Stitterich, E., Geisselbrecht, M., and Künzel, R., 2013, “Influence of Cooling Channel Design on Piston Temperature of HSD Engines,” 13th Stuttgart International Symposium Automotive and Engine Technology, Stuttgart, Germany, February 26–27.
Baberg, A., Freidhager, M., Mergler, H., and Schmidt, K., 2012, “Aspekte der Kolbenmaterialwahl bei Dieselmotoren,” MTZ Motortechnische Zeitschrift., 73(12/2012).


Grahic Jump Location
Fig. 4

Parallel investigation of piston temperatures, thermodynamics, and frictional losses

Grahic Jump Location
Fig. 3

Configuration of the two piston variants investigated

Grahic Jump Location
Fig. 2

Thermal expansion behavior of the aluminum piston (a) and the steel piston (b)

Grahic Jump Location
Fig. 1

Reduction in compression height and influence on the side force

Grahic Jump Location
Fig. 5

Conditioning the test unit to allow stable measurement results

Grahic Jump Location
Fig. 6

Friction result (a) and specific fuel consumption result (b) for daily check operating point OP7

Grahic Jump Location
Fig. 7

Operating points for the tests

Grahic Jump Location
Fig. 8

Friction difference in the engine operating map (positive values: steel piston has lower friction)

Grahic Jump Location
Fig. 9

Loss analysis for the operating point 1500 rpm, 200 Nm mapping point OP4

Grahic Jump Location
Fig. 10

Fuel consumption advantage of the steel piston for all mapping points

Grahic Jump Location
Fig. 11

Fuel consumption benefits at the power curve, Al versus steel piston.
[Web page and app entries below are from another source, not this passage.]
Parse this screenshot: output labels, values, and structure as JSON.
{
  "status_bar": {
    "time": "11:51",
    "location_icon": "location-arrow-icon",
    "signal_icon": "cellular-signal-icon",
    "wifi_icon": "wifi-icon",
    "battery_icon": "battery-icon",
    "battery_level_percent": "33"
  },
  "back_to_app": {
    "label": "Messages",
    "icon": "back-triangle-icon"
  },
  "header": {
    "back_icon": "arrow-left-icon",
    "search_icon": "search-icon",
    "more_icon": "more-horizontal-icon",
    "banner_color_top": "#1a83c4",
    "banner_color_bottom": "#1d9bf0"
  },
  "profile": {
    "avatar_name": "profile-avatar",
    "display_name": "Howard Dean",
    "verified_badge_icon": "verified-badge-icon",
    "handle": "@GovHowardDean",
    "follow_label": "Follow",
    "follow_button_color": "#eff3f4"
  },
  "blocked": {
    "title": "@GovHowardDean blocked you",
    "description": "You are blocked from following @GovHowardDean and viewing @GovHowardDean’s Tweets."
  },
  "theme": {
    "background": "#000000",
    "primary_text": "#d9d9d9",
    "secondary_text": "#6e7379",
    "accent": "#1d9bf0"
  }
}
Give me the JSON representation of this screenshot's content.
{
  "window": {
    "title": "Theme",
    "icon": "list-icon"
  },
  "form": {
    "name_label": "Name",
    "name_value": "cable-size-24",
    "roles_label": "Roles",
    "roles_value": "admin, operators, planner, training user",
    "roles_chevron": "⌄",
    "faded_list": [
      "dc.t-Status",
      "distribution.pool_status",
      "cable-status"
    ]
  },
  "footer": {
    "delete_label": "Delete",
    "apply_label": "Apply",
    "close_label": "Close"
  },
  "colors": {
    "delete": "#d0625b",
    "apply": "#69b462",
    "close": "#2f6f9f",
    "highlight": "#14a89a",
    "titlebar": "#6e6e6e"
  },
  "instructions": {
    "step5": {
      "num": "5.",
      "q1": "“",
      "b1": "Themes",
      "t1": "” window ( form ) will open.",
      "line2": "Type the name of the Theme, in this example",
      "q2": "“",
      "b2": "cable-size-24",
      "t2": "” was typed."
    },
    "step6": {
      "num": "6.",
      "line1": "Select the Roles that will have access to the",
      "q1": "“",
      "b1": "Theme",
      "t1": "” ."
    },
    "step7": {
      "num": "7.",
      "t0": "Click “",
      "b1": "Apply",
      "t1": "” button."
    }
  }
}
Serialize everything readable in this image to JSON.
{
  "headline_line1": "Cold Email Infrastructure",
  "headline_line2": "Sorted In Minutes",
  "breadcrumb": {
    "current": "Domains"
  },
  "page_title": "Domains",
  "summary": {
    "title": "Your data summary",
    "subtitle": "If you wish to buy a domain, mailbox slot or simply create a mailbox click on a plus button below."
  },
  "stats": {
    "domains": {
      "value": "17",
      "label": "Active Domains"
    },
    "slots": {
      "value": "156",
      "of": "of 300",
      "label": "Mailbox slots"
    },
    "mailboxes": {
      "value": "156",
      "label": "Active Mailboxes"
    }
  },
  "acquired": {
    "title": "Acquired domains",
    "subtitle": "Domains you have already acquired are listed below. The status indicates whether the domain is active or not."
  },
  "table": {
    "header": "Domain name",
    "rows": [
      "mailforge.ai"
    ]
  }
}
ISFC (thermodynamics only) difference versus BSFC (thermodynamics and friction) difference.

Grahic Jump Location
Fig. 12

Change in piston temperature (cylinder 2 thrust side bowl rim, 2000 rpm, 250 Nm) for variations in engine and cooling parameters



Some tools below are only available to our subscribers or users with an online account.

Related Content

Customize your page view by dragging and repositioning the boxes below.

Related Journal Articles
Related eBook Content
Topic Collections

Sorry! You do not have access to this content. For assistance or to subscribe, please contact us:

  • TELEPHONE: 1-800-843-2763 (Toll-free in the USA)
  • EMAIL: asmedigitalcollection@asme.org
Sign In